The state senator who has led the charge on changing how members of the county board of education are selected said he will introduce the bill again on the first day of the 2013 session.
State Sen. Bobby Zirkin Thursday said a letter sent to state legislators nearly two months ago by County Executive Kevin Kamenetz will not deter efforts to add elected members to the Baltimore County Board of Education.
Zirkin has been a leading proponent of a hybrid elected-appointed school board overt the last six years.
Kamenetz, in a letter dated Aug. 4, asked senators and delegates who represent the county to not attempt to change how members of the school board are selected.
"I respectfully disagree," Zirkin said. "The legislature will take up what we choose to take up and this will be an issue we will debate next year."
"The county executive's letter will be disregarded," said Zirkin, an Owings Mills Democrat.
The letter was published online by Advocates for Baltimore County Schools—a group that supports the move to a board with elected members.
Kamenetz, in the letter, praised the efforts of Superintendent S. Dallas Dance and said: "Any discussion of school governance at this time would be unsettling and potentially destabilizing just when the school system appears to be gathering momentum."

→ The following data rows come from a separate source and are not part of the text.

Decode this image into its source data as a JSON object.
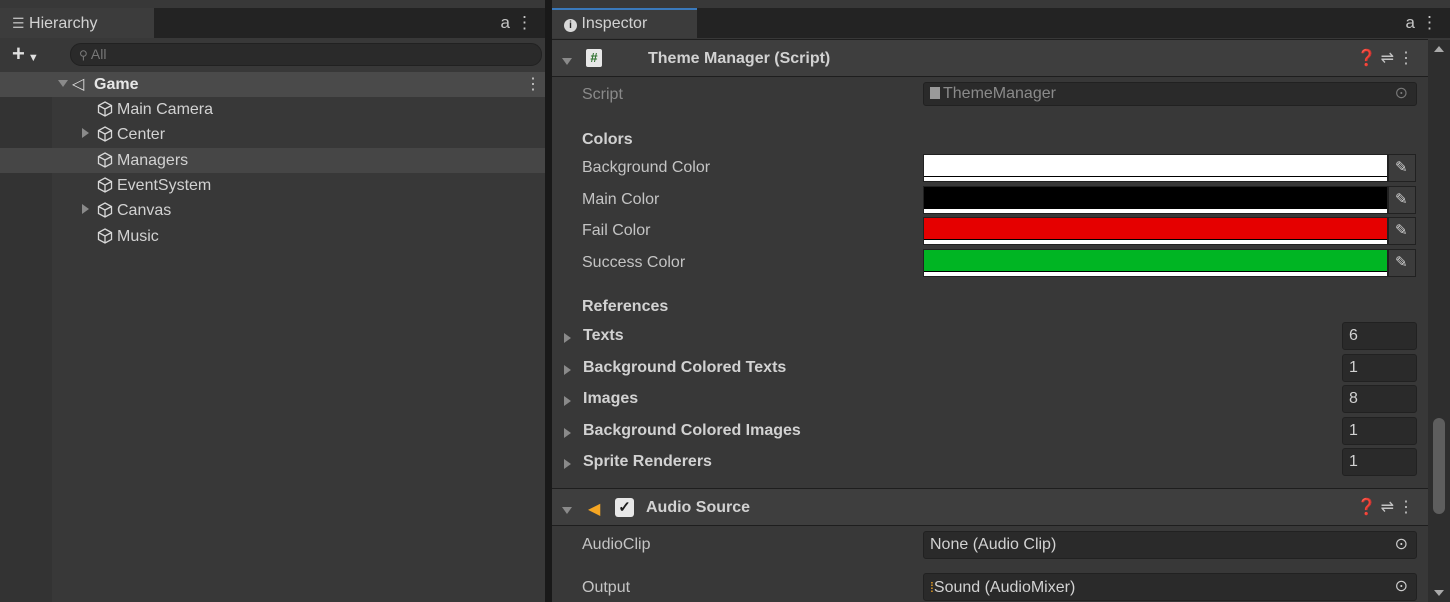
{
  "hierarchy": {
    "tab_title": "Hierarchy",
    "search_placeholder": "All",
    "root": "Game",
    "items": [
      {
        "label": "Main Camera",
        "expandable": false
      },
      {
        "label": "Center",
        "expandable": true
      },
      {
        "label": "Managers",
        "expandable": false,
        "selected": true
      },
      {
        "label": "EventSystem",
        "expandable": false
      },
      {
        "label": "Canvas",
        "expandable": true
      },
      {
        "label": "Music",
        "expandable": false
      }
    ]
  },
  "inspector": {
    "tab_title": "Inspector",
    "theme_manager": {
      "title": "Theme Manager (Script)",
      "script_label": "Script",
      "script_value": "ThemeManager",
      "colors_header": "Colors",
      "colors": [
        {
          "label": "Background Color",
          "hex": "#ffffff"
        },
        {
          "label": "Main Color",
          "hex": "#000000"
        },
        {
          "label": "Fail Color",
          "hex": "#e50000"
        },
        {
          "label": "Success Color",
          "hex": "#00b523"
        }
      ],
      "references_header": "References",
      "references": [
        {
          "label": "Texts",
          "count": "6"
        },
        {
          "label": "Background Colored Texts",
          "count": "1"
        },
        {
          "label": "Images",
          "count": "8"
        },
        {
          "label": "Background Colored Images",
          "count": "1"
        },
        {
          "label": "Sprite Renderers",
          "count": "1"
        }
      ]
    },
    "audio_source": {
      "title": "Audio Source",
      "enabled": true,
      "clip_label": "AudioClip",
      "clip_value": "None (Audio Clip)",
      "output_label": "Output",
      "output_value": "Sound (AudioMixer)"
    }
  },
  "theme": {
    "accent": "#3a79bb",
    "selected_row": "#464646",
    "audio_icon": "#f5a623"
  }
}
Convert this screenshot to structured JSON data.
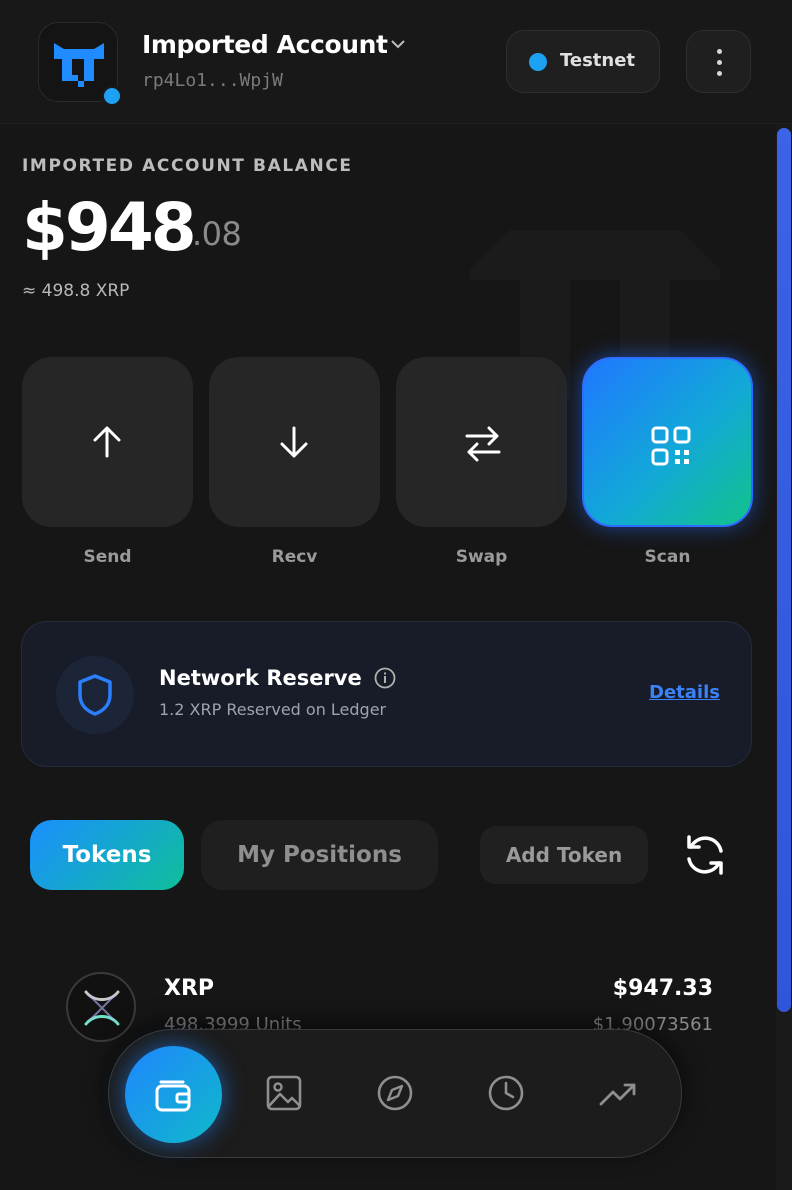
{
  "header": {
    "account_name": "Imported Account",
    "account_address": "rp4Lo1...WpjW",
    "network_label": "Testnet"
  },
  "balance": {
    "label": "IMPORTED ACCOUNT BALANCE",
    "main": "$948",
    "cents": ".08",
    "xrp_equivalent": "≈ 498.8 XRP"
  },
  "actions": [
    {
      "label": "Send",
      "icon": "arrow-up-icon"
    },
    {
      "label": "Recv",
      "icon": "arrow-down-icon"
    },
    {
      "label": "Swap",
      "icon": "swap-icon"
    },
    {
      "label": "Scan",
      "icon": "qr-code-icon"
    }
  ],
  "reserve": {
    "title": "Network Reserve",
    "subtitle": "1.2 XRP Reserved on Ledger",
    "link": "Details"
  },
  "tabs": {
    "tokens": "Tokens",
    "positions": "My Positions",
    "add_token": "Add Token"
  },
  "tokens": [
    {
      "name": "XRP",
      "units": "498.3999 Units",
      "usd_value": "$947.33",
      "price": "$1.90073561"
    }
  ],
  "nav": [
    "wallet-icon",
    "gallery-icon",
    "compass-icon",
    "clock-icon",
    "trending-up-icon"
  ],
  "colors": {
    "accent_blue": "#1da1f2",
    "link_blue": "#3b82f6",
    "gradient_green": "#11c38a",
    "background": "#161616"
  }
}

It is not clear how many Baltimore County senators and delegates received the letter from Kamenetz. Zirkin and Sen. Jim Brochin, a Towson Democrat, both said they had not seen the letter until it appeared on the Internet Wednesday night. Both advocated for a change to a partially elected board.
Zirkin said the change is driven by public policy and not inter-personal relationships.
"The issue of having democracy in the [selection] of our school board members does not have anything to do with the superintendent or who the current school board members are," said Zirkin.
Kamenetz actively opposed the bill last year and personally appealed to House Ways and Means Chairwoman Sheila Hixson to hold the bill in committee. The move irritated Zirkin and other members of the county delegation who said later that it hurt their working relationship.
"His opinions are welcome but these are local state bills," said Zirkin. "Offering an opinion and coming down here and getting a standing committee chairman to go against the wishes of the county delegation is a different issue."
"This issue is a state law and it will be decided by state elected officials," said Zirkin, adding that he intends to pre-file the bill that passed out of the Senate and ultimately the House Ways and Means Committee in the waning hours of the 2012 session.
"This issue is not going to go away," said Zirkin. "It's going to be here every year until the citizens of Baltimore County have a democratic process in place. There's always room for compromise. What that bill looks like can be determined by people of good will who bargain in good faith to benefit the residents of Baltimore County."